It is often the case that there are more people interested in joining a CSA than know how to go about it. 

Farmers markets and farm stands are great places to learn about or advertise a CSA. Community boards, email lists and local publications and blogs can also be great resources.

Not everyone knows what CSA stands for, so if you are marketing a CSA, make sure your marketing materials make clear that a regular supply of “fresh, quality, locally grown” produce is being offered. 

How much are members charged?

A typical CSA plan runs from $15 to $60 per week with the price higher for expensive, urban centers like NYC. Boxes that include more sophisticated products like meat and baked goods or are guaranteed organic may cost more.

Here in Ann Arbor, we pay $30/week for our CSA membership. A typical fall box includes 4-5 apples, onions, garlic, two salad greens, beets, sweet potatoes, kale, and a large squash. 

But sometimes the offerings are unexpected. Like that time I got a loofah sponge and learned that loofahs are actually made from the “skeleton” of a tropical plant!

The produce in membership boxes does not have to look perfect, but it is typically high quality and costs less than if purchased at the farmer’s market.

What are the benefits of joining a CSA?

While the benefits to the grower are a guaranteed stream of income, and increased liquidity during the growing season, there are also plenty of benefits for members.

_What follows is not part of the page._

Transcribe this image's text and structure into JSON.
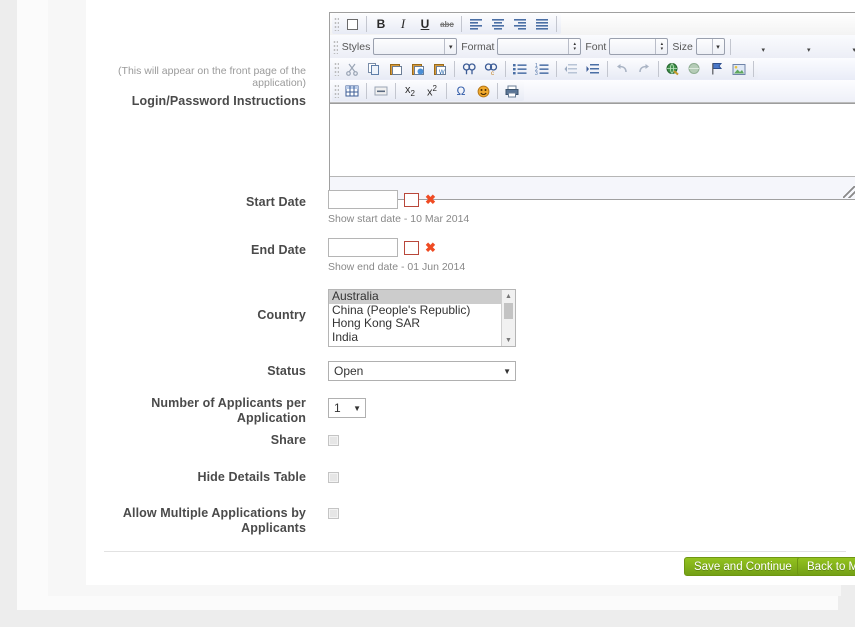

Supporting local agriculture. CSAs support the local economy, the environment and sustainable agriculture practices.

Seasonal, locally grown produce. CSA members no longer have to wander the fluorescent-lit aisles of the grocery store wondering what’s in season. CSAs bring healthy, local, in-season foods right to them!

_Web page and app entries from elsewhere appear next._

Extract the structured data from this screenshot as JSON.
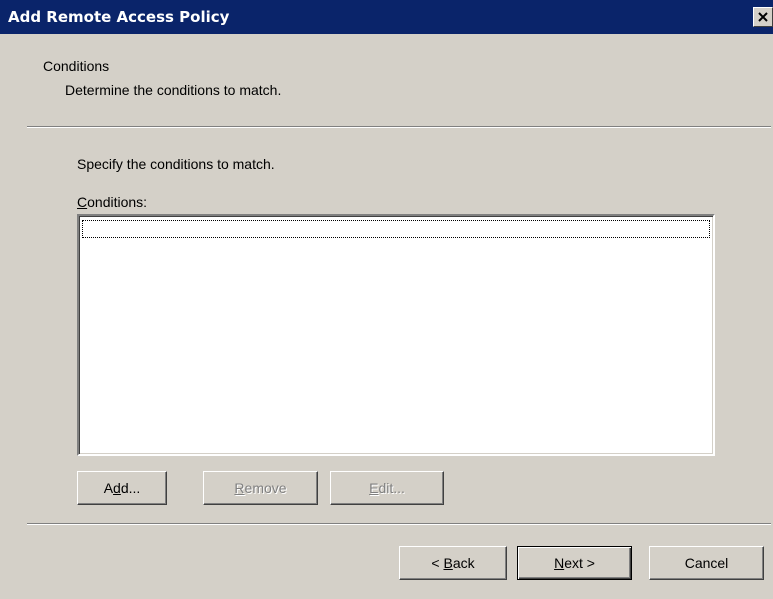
{
  "window": {
    "title": "Add Remote Access Policy",
    "close_icon": "close-icon"
  },
  "header": {
    "title": "Conditions",
    "subtitle": "Determine the conditions to match."
  },
  "body": {
    "prompt": "Specify the conditions to match.",
    "conditions_label_accel": "C",
    "conditions_label_rest": "onditions:",
    "conditions_items": []
  },
  "list_buttons": {
    "add": {
      "pre": "A",
      "accel": "d",
      "post": "d..."
    },
    "remove": {
      "accel": "R",
      "post": "emove"
    },
    "edit": {
      "accel": "E",
      "post": "dit..."
    }
  },
  "nav_buttons": {
    "back": {
      "pre": "< ",
      "accel": "B",
      "post": "ack"
    },
    "next": {
      "accel": "N",
      "post": "ext >"
    },
    "cancel": "Cancel"
  }
}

Healthier menu ideas. Within 5 weeks of joining my first CSA, I had cooked 10 vegetables I had never cooked before. Our CSA box includes a printed sheet with a list of the farms included and a recipe for at least one of the box’s ingredients. 

Excitement. It is exciting to receive a produce box! Members enjoy the experience of discovery and to help them plan, some CSAs send an email a few days before the box is available detailing what will be inside. 

CSA Final Thoughts

CSAs offer an incredible opportunity for growers to increase financial stability while building a consistent, dedicated customer base! Whether you are interested in building a complex growing operation or dream of a side business growing microgreens or flowers – or even if you plan on making baked goods or personal care products from homegrown ingredients – CSAs offer a unique model for profitability. 

For members, CSAs are an exciting and delicious way to stock up on fresh produce while connecting with and supporting their local agricultural community!

Connecting growers with the local community through a CSA model is an exciting undertaking capable of creating a bountiful harvest for grower and member alike! 

Click here to watch an interview with Dillon Krauss about his CSA, Gopal’s Pantry!

Click here to learn the steps to starting your own CSA!

Click here to subscribe to the A Growing Business YouTube channel and learn more about sustainable business practices!

Rosamond Rice is a fiction writer, blogger, and organic microfarming enthusiast living in Southeast Michigan.